Segment Start: MATERIAL FOR THIS TASK

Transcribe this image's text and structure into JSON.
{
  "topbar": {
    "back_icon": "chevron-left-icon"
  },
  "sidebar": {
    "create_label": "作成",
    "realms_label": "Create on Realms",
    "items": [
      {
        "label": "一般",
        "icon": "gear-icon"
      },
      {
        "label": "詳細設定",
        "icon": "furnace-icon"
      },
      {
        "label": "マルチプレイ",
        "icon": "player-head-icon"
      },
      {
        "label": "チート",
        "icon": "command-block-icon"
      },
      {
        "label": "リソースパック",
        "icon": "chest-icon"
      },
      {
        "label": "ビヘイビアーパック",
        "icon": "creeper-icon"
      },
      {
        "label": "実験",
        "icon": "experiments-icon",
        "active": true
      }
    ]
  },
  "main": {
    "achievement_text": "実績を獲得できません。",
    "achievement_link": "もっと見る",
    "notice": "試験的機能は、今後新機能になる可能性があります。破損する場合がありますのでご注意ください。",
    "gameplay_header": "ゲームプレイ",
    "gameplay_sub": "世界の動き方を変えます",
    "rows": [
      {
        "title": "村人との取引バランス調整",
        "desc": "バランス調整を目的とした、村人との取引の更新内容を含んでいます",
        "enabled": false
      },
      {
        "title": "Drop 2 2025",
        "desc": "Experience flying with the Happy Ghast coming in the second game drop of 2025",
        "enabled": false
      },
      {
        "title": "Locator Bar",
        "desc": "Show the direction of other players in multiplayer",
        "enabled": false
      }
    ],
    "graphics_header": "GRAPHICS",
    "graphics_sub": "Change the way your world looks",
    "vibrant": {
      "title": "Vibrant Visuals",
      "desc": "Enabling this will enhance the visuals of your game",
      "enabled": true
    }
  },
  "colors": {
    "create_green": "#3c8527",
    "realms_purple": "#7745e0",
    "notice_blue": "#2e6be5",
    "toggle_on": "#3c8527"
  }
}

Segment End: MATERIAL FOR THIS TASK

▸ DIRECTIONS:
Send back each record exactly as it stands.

▸ OUTPUT FOR THIS EXERCISE:
Transcribe this image's text and structure into JSON.
{
  "topbar": {
    "back_icon": "chevron-left-icon"
  },
  "sidebar": {
    "create_label": "作成",
    "realms_label": "Create on Realms",
    "items": [
      {
        "label": "一般",
        "icon": "gear-icon"
      },
      {
        "label": "詳細設定",
        "icon": "furnace-icon"
      },
      {
        "label": "マルチプレイ",
        "icon": "player-head-icon"
      },
      {
        "label": "チート",
        "icon": "command-block-icon"
      },
      {
        "label": "リソースパック",
        "icon": "chest-icon"
      },
      {
        "label": "ビヘイビアーパック",
        "icon": "creeper-icon"
      },
      {
        "label": "実験",
        "icon": "experiments-icon",
        "active": true
      }
    ]
  },
  "main": {
    "achievement_text": "実績を獲得できません。",
    "achievement_link": "もっと見る",
    "notice": "試験的機能は、今後新機能になる可能性があります。破損する場合がありますのでご注意ください。",
    "gameplay_header": "ゲームプレイ",
    "gameplay_sub": "世界の動き方を変えます",
    "rows": [
      {
        "title": "村人との取引バランス調整",
        "desc": "バランス調整を目的とした、村人との取引の更新内容を含んでいます",
        "enabled": false
      },
      {
        "title": "Drop 2 2025",
        "desc": "Experience flying with the Happy Ghast coming in the second game drop of 2025",
        "enabled": false
      },
      {
        "title": "Locator Bar",
        "desc": "Show the direction of other players in multiplayer",
        "enabled": false
      }
    ],
    "graphics_header": "GRAPHICS",
    "graphics_sub": "Change the way your world looks",
    "vibrant": {
      "title": "Vibrant Visuals",
      "desc": "Enabling this will enhance the visuals of your game",
      "enabled": true
    }
  },
  "colors": {
    "create_green": "#3c8527",
    "realms_purple": "#7745e0",
    "notice_blue": "#2e6be5",
    "toggle_on": "#3c8527"
  }
}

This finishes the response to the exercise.